Themes that were evident included the importance of friendship, how extreme entertainment can get, not giving up, and finding joy in your job by doing what you love. The movie primarily followed the changes that Carell went through individually, as he went from a conceded, famous magician to an ordinary man who found a job in the classified ads. The beginning scenes of the movie include magnificent and large-prop magic tricks, with costumes and bright lights, when the duo is in their prime. In contrast, Carell wears plain colors and lives in a modest, some may even say crummy, apartment. This change of tones gives the viewer the feel of a loss of glamour and excitement, yet brings Carell down to earth, where he displays more relatable emotions.

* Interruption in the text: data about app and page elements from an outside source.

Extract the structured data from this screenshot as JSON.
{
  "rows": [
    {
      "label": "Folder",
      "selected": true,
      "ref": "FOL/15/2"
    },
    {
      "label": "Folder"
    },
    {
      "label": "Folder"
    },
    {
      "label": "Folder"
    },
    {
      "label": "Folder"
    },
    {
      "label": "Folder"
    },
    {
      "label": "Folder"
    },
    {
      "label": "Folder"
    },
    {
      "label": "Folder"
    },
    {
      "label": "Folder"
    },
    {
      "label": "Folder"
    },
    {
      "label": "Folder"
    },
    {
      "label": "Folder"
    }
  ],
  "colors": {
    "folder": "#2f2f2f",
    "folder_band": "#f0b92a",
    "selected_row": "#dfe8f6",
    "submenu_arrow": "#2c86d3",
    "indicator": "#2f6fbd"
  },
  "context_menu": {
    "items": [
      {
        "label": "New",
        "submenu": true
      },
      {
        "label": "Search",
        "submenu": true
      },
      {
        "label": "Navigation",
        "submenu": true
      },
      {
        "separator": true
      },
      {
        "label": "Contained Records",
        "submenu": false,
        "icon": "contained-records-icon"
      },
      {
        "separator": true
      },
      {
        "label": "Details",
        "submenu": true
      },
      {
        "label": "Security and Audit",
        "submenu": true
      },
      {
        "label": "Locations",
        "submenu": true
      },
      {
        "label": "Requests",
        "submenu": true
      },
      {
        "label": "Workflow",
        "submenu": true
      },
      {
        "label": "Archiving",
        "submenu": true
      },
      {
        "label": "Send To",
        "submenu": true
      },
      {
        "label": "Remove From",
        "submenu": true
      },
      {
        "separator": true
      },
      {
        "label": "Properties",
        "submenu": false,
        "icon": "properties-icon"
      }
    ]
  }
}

This film was made for the big screen. I found it to be entertaining and it kept my interest as it devoted an ample amount of time to both emotion and entertainment. The extreme acts performed by Carrey, to mock modern-day magicians, were so ridiculous that they made you laugh yet cringe. And the pompous-type humor that Carell normally displayed when on the cast of NBC’s The Office is seen through his character, which I personally appreciated. The humor in the transitional parts of the movie was not very comical, though. Much of Carell’s conversations with Jane, played by Olivia Wilde, who served as the “lovely assistant” and the voice of reason, fell into this category, and did not keep my attention. The film is one that both men and women will enjoy. Viewers should expect a good laugh but not much of a warm, good-moral ending, with a silly main cast like this.
I rate this movie a B-. The stunts and magic are well done; the satirical humor of real-life personalities was extreme but accurate; and the roles were well casted. But the tone was cheesy at times, which can narrow the audience, and the viewer almost had to have a pre-existing appreciation for the humor of both Carrey and Carell before seeing the movie to really appreciate it. I attended the theater to see it with a group of males and females, and all of them enjoyed it.